> **YOUR OBJECTIVE**
Down to the last line, restate the records word for word, but not the pictures.

> **STORED DATA**

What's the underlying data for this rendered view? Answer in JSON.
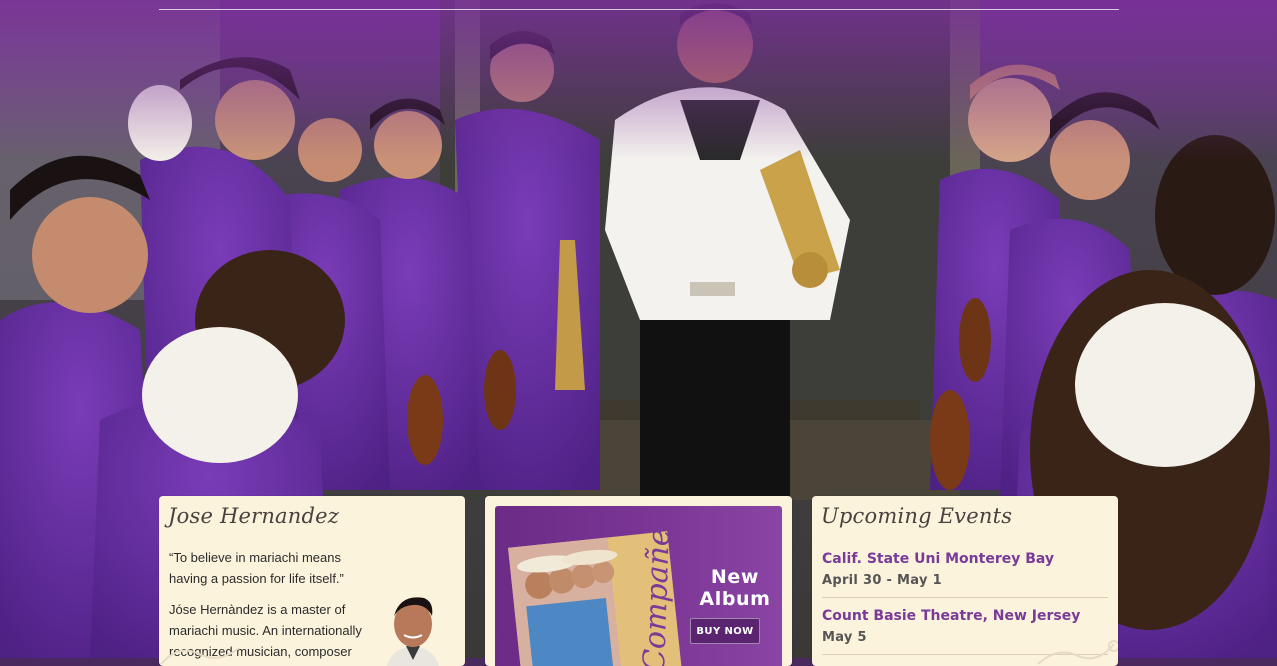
{
  "bio": {
    "title": "Jose Hernandez",
    "quote": "“To believe in mariachi means having a passion for life itself.”",
    "text": "Jóse Hernàndez is a master of mariachi music. An internationally recognized musician, composer"
  },
  "album": {
    "cover_title": "Compañeras",
    "label": "New Album",
    "button": "BUY NOW"
  },
  "events": {
    "title": "Upcoming Events",
    "items": [
      {
        "name": "Calif. State Uni Monterey Bay",
        "date": "April 30 - May 1"
      },
      {
        "name": "Count Basie Theatre, New Jersey",
        "date": "May 5"
      }
    ]
  },
  "colors": {
    "accent": "#7a3a98",
    "card_bg": "#fcf3dc",
    "uniform_purple": "#6b2fa0"
  }
}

> **FINAL ANSWER**
What's the underlying data for this rendered view? Answer in JSON.
{
  "bio": {
    "title": "Jose Hernandez",
    "quote": "“To believe in mariachi means having a passion for life itself.”",
    "text": "Jóse Hernàndez is a master of mariachi music. An internationally recognized musician, composer"
  },
  "album": {
    "cover_title": "Compañeras",
    "label": "New Album",
    "button": "BUY NOW"
  },
  "events": {
    "title": "Upcoming Events",
    "items": [
      {
        "name": "Calif. State Uni Monterey Bay",
        "date": "April 30 - May 1"
      },
      {
        "name": "Count Basie Theatre, New Jersey",
        "date": "May 5"
      }
    ]
  },
  "colors": {
    "accent": "#7a3a98",
    "card_bg": "#fcf3dc",
    "uniform_purple": "#6b2fa0"
  }
}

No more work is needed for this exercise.